» What is required
Lines holding the word "label" in the following material must be counted; give only the resulting number.

» Supplied records
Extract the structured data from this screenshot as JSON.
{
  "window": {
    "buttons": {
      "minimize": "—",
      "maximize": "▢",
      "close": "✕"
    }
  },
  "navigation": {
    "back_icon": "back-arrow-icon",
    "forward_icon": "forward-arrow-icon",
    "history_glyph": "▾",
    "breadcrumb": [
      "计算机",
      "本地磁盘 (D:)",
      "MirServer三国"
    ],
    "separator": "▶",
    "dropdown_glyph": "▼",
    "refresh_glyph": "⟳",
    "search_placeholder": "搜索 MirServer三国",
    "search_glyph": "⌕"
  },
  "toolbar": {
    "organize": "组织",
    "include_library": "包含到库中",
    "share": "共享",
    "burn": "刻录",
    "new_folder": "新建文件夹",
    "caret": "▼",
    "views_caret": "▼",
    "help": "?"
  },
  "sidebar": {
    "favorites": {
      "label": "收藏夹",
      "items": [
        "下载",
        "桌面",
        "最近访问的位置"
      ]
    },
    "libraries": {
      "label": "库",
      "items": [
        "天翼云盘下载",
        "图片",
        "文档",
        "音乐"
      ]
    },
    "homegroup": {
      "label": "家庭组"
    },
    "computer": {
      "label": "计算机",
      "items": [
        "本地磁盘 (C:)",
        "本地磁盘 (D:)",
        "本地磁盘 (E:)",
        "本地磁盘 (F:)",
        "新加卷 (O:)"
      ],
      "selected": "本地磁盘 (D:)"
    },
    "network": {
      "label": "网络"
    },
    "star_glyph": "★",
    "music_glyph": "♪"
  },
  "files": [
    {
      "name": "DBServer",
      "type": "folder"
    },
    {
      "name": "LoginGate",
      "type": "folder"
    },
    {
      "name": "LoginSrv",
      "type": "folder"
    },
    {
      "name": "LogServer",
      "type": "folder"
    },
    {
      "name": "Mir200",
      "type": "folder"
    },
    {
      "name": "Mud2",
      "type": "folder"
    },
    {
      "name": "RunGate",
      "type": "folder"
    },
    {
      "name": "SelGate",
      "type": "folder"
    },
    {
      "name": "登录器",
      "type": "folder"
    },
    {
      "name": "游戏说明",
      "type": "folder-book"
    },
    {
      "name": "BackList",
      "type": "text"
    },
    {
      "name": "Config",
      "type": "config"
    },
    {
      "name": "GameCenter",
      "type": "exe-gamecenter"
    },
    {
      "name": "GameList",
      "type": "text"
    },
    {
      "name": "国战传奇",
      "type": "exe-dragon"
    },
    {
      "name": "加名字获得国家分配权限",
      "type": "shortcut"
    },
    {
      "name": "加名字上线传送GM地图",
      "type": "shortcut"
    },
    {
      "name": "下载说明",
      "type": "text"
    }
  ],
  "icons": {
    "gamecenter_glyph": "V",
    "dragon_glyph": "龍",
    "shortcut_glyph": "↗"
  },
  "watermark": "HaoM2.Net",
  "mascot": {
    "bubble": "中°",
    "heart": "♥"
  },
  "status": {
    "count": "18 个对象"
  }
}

» Written answer
5